EGU General Assembly 2022
© Author(s) 2022. This work is distributed under
the Creative Commons Attribution 4.0 License.

How dilatancy-induced pore pressure changes control rupture and slip during failure experiments in crystalline rock.

Franciscus Aben1,2 and Nicolas Brantut2
Franciscus Aben and Nicolas Brantut
  • 1TNO Applied Geosciences, Utrecht, the Netherlands
  • 2University College London, London, United Kingdom

Failure and fault slip in crystalline rocks is associated with dilation. When pore fluids are present and drainage is insufficient, dilation leads to pore pressure drops, which in turn lead to strengthening of the material. We conducted laboratory rock fracture experiments with direct in-situ fluid pressure measurements which demonstrate that dynamic rupture propagation and fault slip can be stabilised (i.e., become quasi-static) by such a dilatancy strengthening effect. We also observe that, for the same effective pressures but lower pore fluid pressures, the stabilisation process may be arrested when the pore fluid pressure approaches zero and vaporises, resulting in dynamic shear failure.

We use acoustic emission locations and our fluid pressure sensors to further detail dilatancy-induced stable failure by tracking the progression of the rupture front (i.e., creation of the fault) and the active slip patches of the newly formed fault. In doing so, we are able to link local pore pressure records to the position of the rupture front where dilation is strongest. We see minimal slip in the wake of the rupture front. Once the fault is completed, we observe that the entire fault slips for up to a few minutes, driven by pore pressure recharge of the fault zone. Hence, we directly observe decoupling of rupture and “after”-slip that would otherwise – in a dynamic failure – occur simultaneously.

All our observations are quantitatively explained by a spring-slider model combining slip-weakening behaviour, slip-induced dilation, and pore fluid diffusion. Using our data in an inverse problem, we estimate the key parameters controlling rupture stabilization: fault dilation rate and fault zone storage. These estimates are used to make predictions for the pore pressure drop associated with faulting, and where in the crust we may expect dilatancy stabilisation or vaporisation during earthquakes. For intact rock and well consolidated faults, we expect strong dilatancy strengthening between 4 and 6 km depth regardless of ambient pore pressure, and at greater depths when the ambient pore pressure approaches lithostatic pressure. In the uppermost part of the crust (<4 km), we predict vaporisation of pore fluids that limits dilatancy strengthening.
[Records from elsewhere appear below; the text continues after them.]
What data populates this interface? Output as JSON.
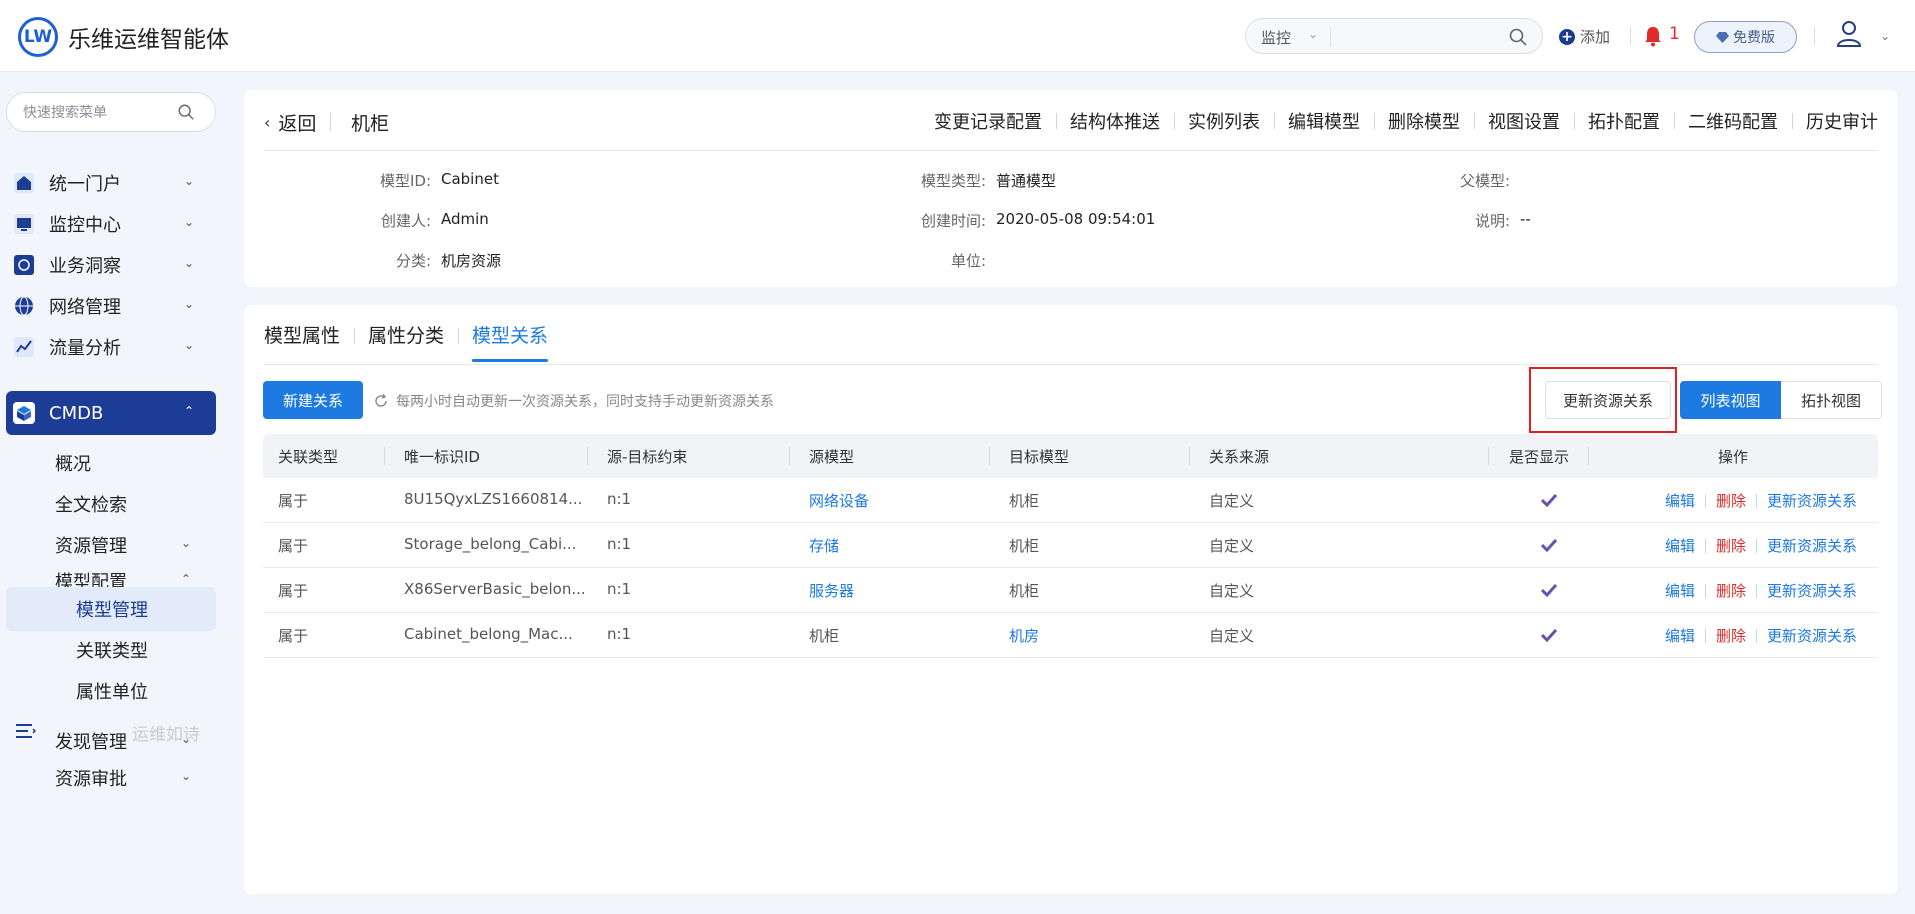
{
  "header": {
    "logo_text": "LW",
    "title": "乐维运维智能体",
    "search_select": "监控",
    "add_label": "添加",
    "bell_count": "1",
    "free_label": "免费版"
  },
  "sidebar": {
    "search_placeholder": "快速搜索菜单",
    "items": [
      {
        "label": "统一门户"
      },
      {
        "label": "监控中心"
      },
      {
        "label": "业务洞察"
      },
      {
        "label": "网络管理"
      },
      {
        "label": "流量分析"
      },
      {
        "label": "CMDB"
      }
    ],
    "cmdb_sub": {
      "overview": "概况",
      "fulltext": "全文检索",
      "resource_mgmt": "资源管理",
      "model_config": "模型配置",
      "model_mgmt": "模型管理",
      "relation_type": "关联类型",
      "attr_unit": "属性单位",
      "discovery": "发现管理",
      "resource_approval": "资源审批"
    },
    "slogan": "运维如诗"
  },
  "info": {
    "back_label": "返回",
    "model_name": "机柜",
    "actions": [
      "变更记录配置",
      "结构体推送",
      "实例列表",
      "编辑模型",
      "删除模型",
      "视图设置",
      "拓扑配置",
      "二维码配置",
      "历史审计"
    ],
    "fields": {
      "model_id_k": "模型ID:",
      "model_id_v": "Cabinet",
      "creator_k": "创建人:",
      "creator_v": "Admin",
      "category_k": "分类:",
      "category_v": "机房资源",
      "model_type_k": "模型类型:",
      "model_type_v": "普通模型",
      "created_time_k": "创建时间:",
      "created_time_v": "2020-05-08 09:54:01",
      "unit_k": "单位:",
      "unit_v": "",
      "parent_k": "父模型:",
      "parent_v": "",
      "desc_k": "说明:",
      "desc_v": "--"
    }
  },
  "main": {
    "tabs": [
      "模型属性",
      "属性分类",
      "模型关系"
    ],
    "new_btn": "新建关系",
    "auto_note": "每两小时自动更新一次资源关系，同时支持手动更新资源关系",
    "update_btn": "更新资源关系",
    "view_list": "列表视图",
    "view_topo": "拓扑视图",
    "columns": [
      "关联类型",
      "唯一标识ID",
      "源-目标约束",
      "源模型",
      "目标模型",
      "关系来源",
      "是否显示",
      "操作"
    ],
    "rows": [
      {
        "type": "属于",
        "uid": "8U15QyxLZS1660814...",
        "constraint": "n:1",
        "src": "网络设备",
        "dst": "机柜",
        "origin": "自定义"
      },
      {
        "type": "属于",
        "uid": "Storage_belong_Cabi...",
        "constraint": "n:1",
        "src": "存储",
        "dst": "机柜",
        "origin": "自定义"
      },
      {
        "type": "属于",
        "uid": "X86ServerBasic_belon...",
        "constraint": "n:1",
        "src": "服务器",
        "dst": "机柜",
        "origin": "自定义"
      },
      {
        "type": "属于",
        "uid": "Cabinet_belong_Mac...",
        "constraint": "n:1",
        "src": "机柜",
        "dst": "机房",
        "origin": "自定义"
      }
    ],
    "op_edit": "编辑",
    "op_delete": "删除",
    "op_update": "更新资源关系"
  },
  "colors": {
    "primary": "#1d7ae0",
    "sidebar_active": "#1d3c95",
    "danger": "#e02b2b",
    "check": "#6a4fb0"
  }
}
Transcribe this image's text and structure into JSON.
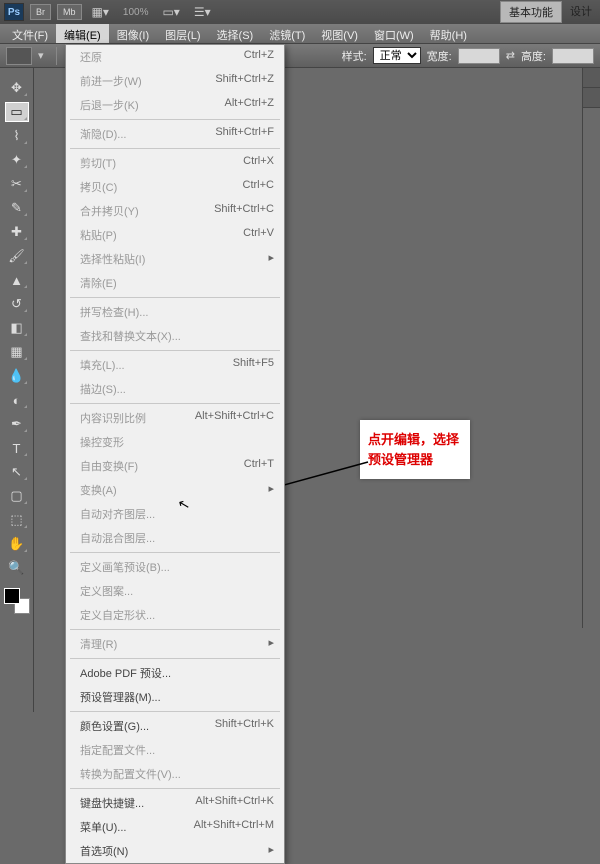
{
  "titlebar": {
    "ps": "Ps",
    "br": "Br",
    "mb": "Mb",
    "zoom": "100%",
    "basic": "基本功能",
    "design": "设计"
  },
  "menubar": {
    "file": "文件(F)",
    "edit": "编辑(E)",
    "image": "图像(I)",
    "layer": "图层(L)",
    "select": "选择(S)",
    "filter": "滤镜(T)",
    "view": "视图(V)",
    "window": "窗口(W)",
    "help": "帮助(H)"
  },
  "optbar": {
    "style_label": "样式:",
    "style_value": "正常",
    "width_label": "宽度:",
    "height_label": "高度:"
  },
  "dropdown": [
    {
      "label": "还原",
      "short": "Ctrl+Z",
      "disabled": true
    },
    {
      "label": "前进一步(W)",
      "short": "Shift+Ctrl+Z",
      "disabled": true
    },
    {
      "label": "后退一步(K)",
      "short": "Alt+Ctrl+Z",
      "disabled": true
    },
    {
      "sep": true
    },
    {
      "label": "渐隐(D)...",
      "short": "Shift+Ctrl+F",
      "disabled": true
    },
    {
      "sep": true
    },
    {
      "label": "剪切(T)",
      "short": "Ctrl+X",
      "disabled": true
    },
    {
      "label": "拷贝(C)",
      "short": "Ctrl+C",
      "disabled": true
    },
    {
      "label": "合并拷贝(Y)",
      "short": "Shift+Ctrl+C",
      "disabled": true
    },
    {
      "label": "粘贴(P)",
      "short": "Ctrl+V",
      "disabled": true
    },
    {
      "label": "选择性粘贴(I)",
      "sub": "▸",
      "disabled": true
    },
    {
      "label": "清除(E)",
      "disabled": true
    },
    {
      "sep": true
    },
    {
      "label": "拼写检查(H)...",
      "disabled": true
    },
    {
      "label": "查找和替换文本(X)...",
      "disabled": true
    },
    {
      "sep": true
    },
    {
      "label": "填充(L)...",
      "short": "Shift+F5",
      "disabled": true
    },
    {
      "label": "描边(S)...",
      "disabled": true
    },
    {
      "sep": true
    },
    {
      "label": "内容识别比例",
      "short": "Alt+Shift+Ctrl+C",
      "disabled": true
    },
    {
      "label": "操控变形",
      "disabled": true
    },
    {
      "label": "自由变换(F)",
      "short": "Ctrl+T",
      "disabled": true
    },
    {
      "label": "变换(A)",
      "sub": "▸",
      "disabled": true
    },
    {
      "label": "自动对齐图层...",
      "disabled": true
    },
    {
      "label": "自动混合图层...",
      "disabled": true
    },
    {
      "sep": true
    },
    {
      "label": "定义画笔预设(B)...",
      "disabled": true
    },
    {
      "label": "定义图案...",
      "disabled": true
    },
    {
      "label": "定义自定形状...",
      "disabled": true
    },
    {
      "sep": true
    },
    {
      "label": "清理(R)",
      "sub": "▸",
      "disabled": true
    },
    {
      "sep": true
    },
    {
      "label": "Adobe PDF 预设...",
      "disabled": false
    },
    {
      "label": "预设管理器(M)...",
      "disabled": false
    },
    {
      "sep": true
    },
    {
      "label": "颜色设置(G)...",
      "short": "Shift+Ctrl+K",
      "disabled": false
    },
    {
      "label": "指定配置文件...",
      "disabled": true
    },
    {
      "label": "转换为配置文件(V)...",
      "disabled": true
    },
    {
      "sep": true
    },
    {
      "label": "键盘快捷键...",
      "short": "Alt+Shift+Ctrl+K",
      "disabled": false
    },
    {
      "label": "菜单(U)...",
      "short": "Alt+Shift+Ctrl+M",
      "disabled": false
    },
    {
      "label": "首选项(N)",
      "sub": "▸",
      "disabled": false
    }
  ],
  "tools": [
    "move",
    "marquee",
    "lasso",
    "wand",
    "crop",
    "eyedrop",
    "heal",
    "brush",
    "stamp",
    "history",
    "eraser",
    "gradient",
    "blur",
    "dodge",
    "pen",
    "type",
    "path",
    "shape",
    "3d",
    "hand",
    "zoom"
  ],
  "callout": "点开编辑，选择预设管理器"
}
How to cite: Aben, F. and Brantut, N.: How dilatancy-induced pore pressure changes control rupture and slip during failure experiments in crystalline rock., EGU General Assembly 2022, Vienna, Austria, 23–27 May 2022, EGU22-5711,, 2022.